Emergency talk: Some people think the rhetoric of climate change is too emotive. But faced with a global catastrophe it would be unwise to tone down our language. Many leading development institutions and policy-makers fail to understand that the ruthless exploitation for short-term profits could trigger an Enron-like collapse of "Earth, Inc". The more children we have, the more stress we put on an already overburdened planet, say campaigners: Meet the modern Malthusians who, for the sake of the planet, are choosing to "stop at two". How not to repeat the mistakes of the Kyoto Protocol: The world has to build on the model of a successful climate treaty — the Montreal Protocol on Ozone. A review of A Light History of Hot Air by Peter Doherty. An interview with Al Gore and Bill Joy on a green economy powered by Silicon Valley. A review of A Contract With the Earth (and more) and William Saletan on Newt Gingrich, environmentalist.
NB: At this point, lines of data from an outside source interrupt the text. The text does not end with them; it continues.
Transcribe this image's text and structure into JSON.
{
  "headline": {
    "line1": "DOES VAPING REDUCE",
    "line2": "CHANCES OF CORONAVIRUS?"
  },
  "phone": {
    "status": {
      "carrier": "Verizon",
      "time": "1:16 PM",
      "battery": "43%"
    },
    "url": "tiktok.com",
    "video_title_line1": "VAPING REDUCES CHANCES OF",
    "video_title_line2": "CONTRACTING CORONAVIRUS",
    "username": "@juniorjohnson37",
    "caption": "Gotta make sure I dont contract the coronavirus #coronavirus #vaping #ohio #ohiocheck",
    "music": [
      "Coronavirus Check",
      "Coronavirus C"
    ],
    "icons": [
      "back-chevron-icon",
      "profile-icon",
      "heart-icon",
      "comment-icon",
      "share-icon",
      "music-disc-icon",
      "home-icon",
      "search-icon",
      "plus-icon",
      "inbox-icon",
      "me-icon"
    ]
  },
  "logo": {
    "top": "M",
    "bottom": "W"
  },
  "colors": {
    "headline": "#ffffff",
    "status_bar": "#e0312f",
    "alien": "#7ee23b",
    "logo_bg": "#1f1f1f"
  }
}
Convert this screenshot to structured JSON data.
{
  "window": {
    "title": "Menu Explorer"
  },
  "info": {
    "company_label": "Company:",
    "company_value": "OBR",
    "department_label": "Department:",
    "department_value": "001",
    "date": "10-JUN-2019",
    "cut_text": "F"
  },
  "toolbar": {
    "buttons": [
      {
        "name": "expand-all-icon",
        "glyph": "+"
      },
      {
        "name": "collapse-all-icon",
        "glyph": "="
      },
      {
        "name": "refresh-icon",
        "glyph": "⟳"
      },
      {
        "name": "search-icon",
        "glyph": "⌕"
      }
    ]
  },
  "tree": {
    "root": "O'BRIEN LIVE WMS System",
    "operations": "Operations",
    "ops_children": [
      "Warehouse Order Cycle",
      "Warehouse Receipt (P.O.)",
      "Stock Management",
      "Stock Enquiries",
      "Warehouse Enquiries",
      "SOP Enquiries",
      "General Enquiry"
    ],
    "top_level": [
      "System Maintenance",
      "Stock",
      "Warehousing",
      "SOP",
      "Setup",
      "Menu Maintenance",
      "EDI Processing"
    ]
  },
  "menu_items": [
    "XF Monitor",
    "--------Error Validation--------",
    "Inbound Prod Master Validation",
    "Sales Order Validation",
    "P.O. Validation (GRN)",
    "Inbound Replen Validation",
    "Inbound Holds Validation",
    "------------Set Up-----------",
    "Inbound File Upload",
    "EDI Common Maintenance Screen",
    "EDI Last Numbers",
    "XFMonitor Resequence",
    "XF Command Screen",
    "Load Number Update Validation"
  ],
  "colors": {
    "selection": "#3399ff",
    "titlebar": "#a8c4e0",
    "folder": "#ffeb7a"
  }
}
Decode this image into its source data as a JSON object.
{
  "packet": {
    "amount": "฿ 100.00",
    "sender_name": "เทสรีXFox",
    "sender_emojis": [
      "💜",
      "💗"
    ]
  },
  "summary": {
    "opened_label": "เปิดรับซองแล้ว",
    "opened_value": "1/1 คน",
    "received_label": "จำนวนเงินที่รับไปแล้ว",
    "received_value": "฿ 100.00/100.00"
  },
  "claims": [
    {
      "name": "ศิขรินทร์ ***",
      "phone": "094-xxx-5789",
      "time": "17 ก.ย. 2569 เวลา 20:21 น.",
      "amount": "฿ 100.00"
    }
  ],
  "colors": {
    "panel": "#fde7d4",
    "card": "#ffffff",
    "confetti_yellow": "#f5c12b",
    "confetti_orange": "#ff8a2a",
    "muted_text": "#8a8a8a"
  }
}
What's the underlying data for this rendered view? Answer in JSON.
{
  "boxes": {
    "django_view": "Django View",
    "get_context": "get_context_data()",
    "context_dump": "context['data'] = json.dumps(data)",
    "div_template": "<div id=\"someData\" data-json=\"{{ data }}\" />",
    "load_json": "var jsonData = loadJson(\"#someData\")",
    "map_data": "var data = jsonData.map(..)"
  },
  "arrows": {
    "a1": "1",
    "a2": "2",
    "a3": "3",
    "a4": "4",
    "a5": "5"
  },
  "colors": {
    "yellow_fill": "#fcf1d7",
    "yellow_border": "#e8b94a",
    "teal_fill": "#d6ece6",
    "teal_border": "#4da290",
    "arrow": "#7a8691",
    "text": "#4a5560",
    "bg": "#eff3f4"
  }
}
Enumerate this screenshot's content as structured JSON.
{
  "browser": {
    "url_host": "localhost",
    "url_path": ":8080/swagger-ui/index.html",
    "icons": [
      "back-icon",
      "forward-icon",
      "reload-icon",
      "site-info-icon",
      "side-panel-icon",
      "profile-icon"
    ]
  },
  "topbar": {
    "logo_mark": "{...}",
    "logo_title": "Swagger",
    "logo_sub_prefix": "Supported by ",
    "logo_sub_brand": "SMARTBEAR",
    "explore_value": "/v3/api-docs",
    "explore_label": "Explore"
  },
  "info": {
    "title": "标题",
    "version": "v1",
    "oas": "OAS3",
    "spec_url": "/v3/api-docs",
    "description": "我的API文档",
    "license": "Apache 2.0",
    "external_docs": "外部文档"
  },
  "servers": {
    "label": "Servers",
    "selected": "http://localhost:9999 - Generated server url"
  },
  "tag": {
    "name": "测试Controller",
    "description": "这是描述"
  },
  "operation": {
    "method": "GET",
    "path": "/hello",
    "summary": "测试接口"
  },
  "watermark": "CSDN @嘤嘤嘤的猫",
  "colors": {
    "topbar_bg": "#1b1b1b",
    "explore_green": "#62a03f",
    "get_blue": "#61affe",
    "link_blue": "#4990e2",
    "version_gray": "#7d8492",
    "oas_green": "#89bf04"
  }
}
A review of Cool It: The Skeptical Environmentalist's Guide to Global Warming by Bjorn Lomborg; and Break Through: From the Death of Environmentalism to the Politics of Possibility by Ted Nordhaus and Michael Shellenberger. A review of Power to Save the World: The Truth About Nuclear Energy by Gwyneth Cravens. The Onion puts its spin on the globe: From Tbilisi to Toronto to Timbuktu, no target escapes unscathed.
From The New Yorker, William Dalrymple on the challenges for Pakistan's future — and cue the helicopter warming up its rotors on the President’s back lawn. From Monthly Review, here's a view from the Left. Benazir Bhutto on Musharraf's electoral farce. Fatima Bhutto on her aunt Benazir's false promises: Bhutto's return bodes poorly for Pakistan — and for democracy there. Bhutto the new Chalabi? There's much in common between smooth-talking Benazir Bhutto and the man once favoured by the White House to succeed Saddam Hussein, so the U.S. can't depend on her in the long-term. An interview with Imran Khan, the Pakistani cricket legend and now vociferous opposition politician. Living in a Po-Co World: Expats in post-colonial Dhaka have their hearts in the right places, if their generosity at fund-raising events is anything to go by, although the end result is haphazard, like a game of "Pin the Conscience on the Public Servant" that has been played their tipsy spouses. Indira and the Islamists: India's example shows that a vacation from democracy can be a huge setback for secularism. Allah's ambassadors: Edna Fernandes gains unique access to the ultra-orthodox Deoband madrassa in rural India. A review of An American Witness to India's Partition by Phillips Talbot. An interview with Lal Khan, author of Crisis in the Indian Subcontinent: Partition, can it be undone? The View From Jantar Mantar: A review of India After Gandhi: The History of the World's Largest Democracy by Ramachandra Guha and The Clash Within: Democracy, Religious Violence, and India's Future by Martha C. Nussbaum. Thomas Friedman on the dawn of E2K in India.